Wouldn't it be nice if the free market really freed - that is, made people free, not just to buy and sell in an open market, but in rounded human terms?
An open-slather market certainly does not deliver that - all too often, it ends up exploiting the vulnerable and leaving them helpless. What's freeing about that?
These and other questions bubbled up from an address on The Myth of the Free Market by Prof William Cavanaugh, of DePaul Catholic University, Chicago, in Wellington last month.
To Prof Cavanaugh, the ideology behind the free market has a huge hole at its core: it confuses the accumulation of wealth with human flourishing.
In the free-market world view, freedom means unfettered market transactions with no concerns beyond the marketplace, least of all for what will serve the common good. Economist Milton Friedman's definition of a free-market economy makes that clear: "one that gives people what they want instead of what a particular group thinks they ought to want".
That defines freedom negatively, as freedom from others. Something may be beneficial or harmful, necessary or indulgent, but none of that matters: if you can pay the price, you should be free to have it.
Prof Cavanaugh contrasted that with Christianity's positive definition of freedom as a capacity to achieve a good end. That end might be God, compassion or anything else that serves the common good. This takes the question beyond "Can I have this without interference?" to "Is what I want a good or bad thing?"
"The alcoholic with plenty of money and access to an open liquor store may, in a purely negative sense, be free from anything interfering with getting what he wants," said Prof Cavanaugh. "But he is in reality profoundly unfree ... He can only be free by being liberated from his false desires and moved to desire rightly."
Among forces undermining freedom are the market manipulators who persuade consumers to want their products, whether they need them or not.
Advertising provides a vital function when it equips consumers to make an informed choice. Much advertising, however, associates products with images of glamour, sex, friendship and success that tell us nothing about the qualities of the product.
Such advertising limits the consumer's freedom. "To pretend, as Friedman does, that the consumer simply stands apart from such pervasive control of information is to engage in fantasy," Prof Cavanaugh said.
Large international corporations exercise another kind of free-market power, especially in poorer countries, but not only there. Many keep wages as low as possible to boost profits, dividends and share prices.
Prof Cavanaugh cited a company selling jackets in the United States for $US178 ($NZ215), and paying the El Salvador workers who made them 56c an hour, or 77c a jacket. They accepted the job and the hourly rate, which meets the free-market test. But with no concept of a common good to moderate the harshness of the market, exploitation runs amok.
Boards offer executives incentives to favour the interests of shareholders over employees and communities, and those at the top wallow in the wealth produced.

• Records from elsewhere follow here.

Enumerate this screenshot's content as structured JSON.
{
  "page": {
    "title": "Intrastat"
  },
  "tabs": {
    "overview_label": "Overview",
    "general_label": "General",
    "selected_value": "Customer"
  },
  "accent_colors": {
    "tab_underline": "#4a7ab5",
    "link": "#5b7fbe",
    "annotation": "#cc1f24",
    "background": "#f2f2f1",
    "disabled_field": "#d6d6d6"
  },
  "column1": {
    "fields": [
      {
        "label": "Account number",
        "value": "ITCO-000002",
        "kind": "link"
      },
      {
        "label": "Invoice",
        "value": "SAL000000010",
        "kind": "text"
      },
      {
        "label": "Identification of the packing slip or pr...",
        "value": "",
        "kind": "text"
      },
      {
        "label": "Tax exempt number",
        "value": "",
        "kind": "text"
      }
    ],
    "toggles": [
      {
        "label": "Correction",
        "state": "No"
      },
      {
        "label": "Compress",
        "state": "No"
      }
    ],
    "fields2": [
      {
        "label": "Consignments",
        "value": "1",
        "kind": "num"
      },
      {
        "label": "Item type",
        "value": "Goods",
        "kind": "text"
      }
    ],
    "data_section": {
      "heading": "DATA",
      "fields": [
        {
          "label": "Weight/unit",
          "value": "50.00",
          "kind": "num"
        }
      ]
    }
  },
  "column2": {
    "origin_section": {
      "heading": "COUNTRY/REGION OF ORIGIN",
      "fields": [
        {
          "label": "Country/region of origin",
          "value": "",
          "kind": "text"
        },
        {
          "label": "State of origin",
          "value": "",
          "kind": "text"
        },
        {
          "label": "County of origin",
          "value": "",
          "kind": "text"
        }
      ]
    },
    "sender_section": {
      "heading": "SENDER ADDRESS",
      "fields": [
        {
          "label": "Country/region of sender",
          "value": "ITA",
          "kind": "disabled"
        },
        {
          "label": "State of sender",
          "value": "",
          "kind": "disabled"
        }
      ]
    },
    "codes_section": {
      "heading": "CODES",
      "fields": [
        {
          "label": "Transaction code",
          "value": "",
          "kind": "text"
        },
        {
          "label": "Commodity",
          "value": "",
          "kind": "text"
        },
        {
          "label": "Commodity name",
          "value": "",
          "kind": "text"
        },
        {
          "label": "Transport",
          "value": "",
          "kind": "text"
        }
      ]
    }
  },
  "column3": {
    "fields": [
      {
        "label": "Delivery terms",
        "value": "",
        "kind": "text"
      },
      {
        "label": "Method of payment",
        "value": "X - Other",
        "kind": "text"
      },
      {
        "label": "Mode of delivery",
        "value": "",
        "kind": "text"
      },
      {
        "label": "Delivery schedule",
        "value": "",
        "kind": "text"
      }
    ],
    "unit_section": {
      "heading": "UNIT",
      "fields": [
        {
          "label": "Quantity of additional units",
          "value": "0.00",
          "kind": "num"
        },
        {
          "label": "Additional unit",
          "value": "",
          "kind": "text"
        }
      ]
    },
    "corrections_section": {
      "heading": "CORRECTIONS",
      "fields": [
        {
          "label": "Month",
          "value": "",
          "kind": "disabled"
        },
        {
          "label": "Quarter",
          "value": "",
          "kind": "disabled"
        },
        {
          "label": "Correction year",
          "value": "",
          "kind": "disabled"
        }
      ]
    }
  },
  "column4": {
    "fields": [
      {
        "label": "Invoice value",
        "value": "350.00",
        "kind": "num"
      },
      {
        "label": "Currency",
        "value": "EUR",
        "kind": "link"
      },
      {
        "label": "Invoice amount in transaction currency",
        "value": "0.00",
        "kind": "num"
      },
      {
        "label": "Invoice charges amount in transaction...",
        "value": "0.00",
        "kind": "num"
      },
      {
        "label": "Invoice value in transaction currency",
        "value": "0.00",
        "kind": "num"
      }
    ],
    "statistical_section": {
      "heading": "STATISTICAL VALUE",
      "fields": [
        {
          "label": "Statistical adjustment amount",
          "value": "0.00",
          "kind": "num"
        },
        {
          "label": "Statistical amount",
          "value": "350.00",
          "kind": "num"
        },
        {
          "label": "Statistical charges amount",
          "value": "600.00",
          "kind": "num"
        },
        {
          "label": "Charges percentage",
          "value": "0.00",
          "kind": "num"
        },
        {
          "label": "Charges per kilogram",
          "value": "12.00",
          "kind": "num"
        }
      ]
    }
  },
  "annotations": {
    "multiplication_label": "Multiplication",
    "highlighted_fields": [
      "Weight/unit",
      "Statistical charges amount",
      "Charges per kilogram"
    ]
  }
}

In 1980, American CEOs received, on average, 42 times the wage of an average production worker. In 1999, the difference was 475 times.
If there is no consensus on serving the common good, Prof Cavanaugh said, the one with the most power wins. Working for less than a living wage may be free in Prof Friedman's terms, but for the workers it is a crushing unfreedom.
Meanwhile, the freedom of consumers is curbed when large conglomerates absorb or drive out smaller competitors. Yet state power favours the corporates, and governments have recently poured billions of dollars into bailing out failing financial institutions.
Christianity, by contrast, holds that human freedom involves a lot more than ensuring markets give people what they want. It offers a vision of the true ends of human life - "yet such ends are precisely what free-market advocates would banish from the definition of free market". The word "love" sums them up.
"Giving free rein to power without ends is more likely to produce unfreedom than freedom," Prof Cavanaugh said. "The practical task is to judge what kinds of exchange are conducive to the flourishing of life on Earth, and what kinds are not."
• Ian Harris is a journalist and commentator.